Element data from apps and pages
=== Section Start ===
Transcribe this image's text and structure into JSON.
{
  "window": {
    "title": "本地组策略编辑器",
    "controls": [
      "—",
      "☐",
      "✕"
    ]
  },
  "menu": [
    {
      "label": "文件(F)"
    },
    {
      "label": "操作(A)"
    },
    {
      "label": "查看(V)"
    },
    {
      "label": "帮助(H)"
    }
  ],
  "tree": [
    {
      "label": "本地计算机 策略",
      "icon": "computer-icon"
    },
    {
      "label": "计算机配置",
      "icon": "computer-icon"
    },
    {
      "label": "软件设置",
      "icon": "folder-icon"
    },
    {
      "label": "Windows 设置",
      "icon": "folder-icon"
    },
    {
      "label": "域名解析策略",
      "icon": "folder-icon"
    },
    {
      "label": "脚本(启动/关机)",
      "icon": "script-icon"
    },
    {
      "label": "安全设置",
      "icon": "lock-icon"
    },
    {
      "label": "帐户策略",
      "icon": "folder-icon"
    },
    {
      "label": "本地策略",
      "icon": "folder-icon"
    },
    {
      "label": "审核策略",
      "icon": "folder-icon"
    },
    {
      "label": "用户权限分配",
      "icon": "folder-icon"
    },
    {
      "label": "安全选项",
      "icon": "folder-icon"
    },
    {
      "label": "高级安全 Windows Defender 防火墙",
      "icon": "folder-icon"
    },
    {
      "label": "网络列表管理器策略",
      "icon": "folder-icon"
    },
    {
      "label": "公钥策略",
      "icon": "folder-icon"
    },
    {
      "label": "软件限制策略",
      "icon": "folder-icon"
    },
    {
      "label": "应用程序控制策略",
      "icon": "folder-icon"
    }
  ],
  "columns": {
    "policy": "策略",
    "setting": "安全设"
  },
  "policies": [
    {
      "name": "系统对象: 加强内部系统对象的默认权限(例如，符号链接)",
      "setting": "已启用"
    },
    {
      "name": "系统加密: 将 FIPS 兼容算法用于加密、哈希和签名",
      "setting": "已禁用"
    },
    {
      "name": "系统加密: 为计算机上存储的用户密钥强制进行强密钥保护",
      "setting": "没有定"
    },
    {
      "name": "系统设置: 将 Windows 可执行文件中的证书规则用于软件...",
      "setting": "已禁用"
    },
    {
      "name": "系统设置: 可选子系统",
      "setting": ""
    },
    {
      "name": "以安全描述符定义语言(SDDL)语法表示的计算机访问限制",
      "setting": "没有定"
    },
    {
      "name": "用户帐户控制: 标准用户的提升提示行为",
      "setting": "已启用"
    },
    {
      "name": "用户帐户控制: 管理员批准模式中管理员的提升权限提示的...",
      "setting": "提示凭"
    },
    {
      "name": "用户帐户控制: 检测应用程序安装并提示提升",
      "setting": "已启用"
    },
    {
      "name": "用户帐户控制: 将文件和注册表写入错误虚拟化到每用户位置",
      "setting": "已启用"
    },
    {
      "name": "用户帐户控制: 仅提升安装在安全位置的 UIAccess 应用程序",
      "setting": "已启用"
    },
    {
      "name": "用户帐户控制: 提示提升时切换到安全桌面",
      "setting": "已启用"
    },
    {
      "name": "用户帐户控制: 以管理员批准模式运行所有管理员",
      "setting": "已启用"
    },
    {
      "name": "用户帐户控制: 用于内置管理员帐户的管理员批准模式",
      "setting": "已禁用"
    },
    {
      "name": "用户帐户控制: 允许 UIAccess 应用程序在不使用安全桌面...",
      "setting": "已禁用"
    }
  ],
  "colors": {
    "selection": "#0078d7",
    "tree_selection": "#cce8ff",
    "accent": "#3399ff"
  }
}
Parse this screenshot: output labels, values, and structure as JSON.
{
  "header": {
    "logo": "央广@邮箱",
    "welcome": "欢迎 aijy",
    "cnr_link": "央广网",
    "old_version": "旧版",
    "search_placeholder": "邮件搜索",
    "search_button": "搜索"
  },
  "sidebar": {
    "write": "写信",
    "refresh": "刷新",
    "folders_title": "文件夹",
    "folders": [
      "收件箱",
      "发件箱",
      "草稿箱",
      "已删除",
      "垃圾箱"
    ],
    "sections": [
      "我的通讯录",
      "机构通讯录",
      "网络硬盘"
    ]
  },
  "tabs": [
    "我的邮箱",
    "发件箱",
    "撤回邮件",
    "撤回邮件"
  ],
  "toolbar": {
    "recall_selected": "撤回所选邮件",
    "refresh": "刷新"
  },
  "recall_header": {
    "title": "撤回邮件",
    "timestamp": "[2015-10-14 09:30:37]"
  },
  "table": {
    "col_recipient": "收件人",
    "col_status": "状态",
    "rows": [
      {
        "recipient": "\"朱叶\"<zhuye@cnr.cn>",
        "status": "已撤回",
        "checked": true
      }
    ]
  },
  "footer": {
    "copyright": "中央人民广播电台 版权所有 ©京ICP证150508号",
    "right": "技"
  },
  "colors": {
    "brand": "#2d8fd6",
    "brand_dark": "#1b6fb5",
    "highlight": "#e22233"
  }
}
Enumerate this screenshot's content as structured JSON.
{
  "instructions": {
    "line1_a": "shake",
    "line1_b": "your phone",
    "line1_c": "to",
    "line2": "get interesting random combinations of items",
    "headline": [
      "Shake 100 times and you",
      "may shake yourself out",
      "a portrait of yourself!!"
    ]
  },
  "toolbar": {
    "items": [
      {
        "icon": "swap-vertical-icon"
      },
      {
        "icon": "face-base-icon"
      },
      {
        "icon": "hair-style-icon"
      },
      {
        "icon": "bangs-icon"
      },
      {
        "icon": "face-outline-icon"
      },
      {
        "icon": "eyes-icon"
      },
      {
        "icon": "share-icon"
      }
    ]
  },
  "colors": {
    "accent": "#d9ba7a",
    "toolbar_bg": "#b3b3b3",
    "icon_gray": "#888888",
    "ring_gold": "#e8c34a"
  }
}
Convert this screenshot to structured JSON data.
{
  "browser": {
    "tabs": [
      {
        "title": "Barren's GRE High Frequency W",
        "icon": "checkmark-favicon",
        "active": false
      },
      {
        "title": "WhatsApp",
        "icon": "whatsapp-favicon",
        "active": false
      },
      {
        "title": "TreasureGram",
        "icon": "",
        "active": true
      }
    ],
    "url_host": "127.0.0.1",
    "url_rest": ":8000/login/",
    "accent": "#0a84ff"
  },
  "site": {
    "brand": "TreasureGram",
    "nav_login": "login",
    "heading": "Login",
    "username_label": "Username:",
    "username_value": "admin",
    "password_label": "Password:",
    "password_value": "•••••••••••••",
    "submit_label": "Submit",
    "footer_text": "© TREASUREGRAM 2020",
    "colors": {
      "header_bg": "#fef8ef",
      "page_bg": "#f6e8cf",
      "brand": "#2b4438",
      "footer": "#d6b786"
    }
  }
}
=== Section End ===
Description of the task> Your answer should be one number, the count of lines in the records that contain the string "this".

Reply to the exercise> 4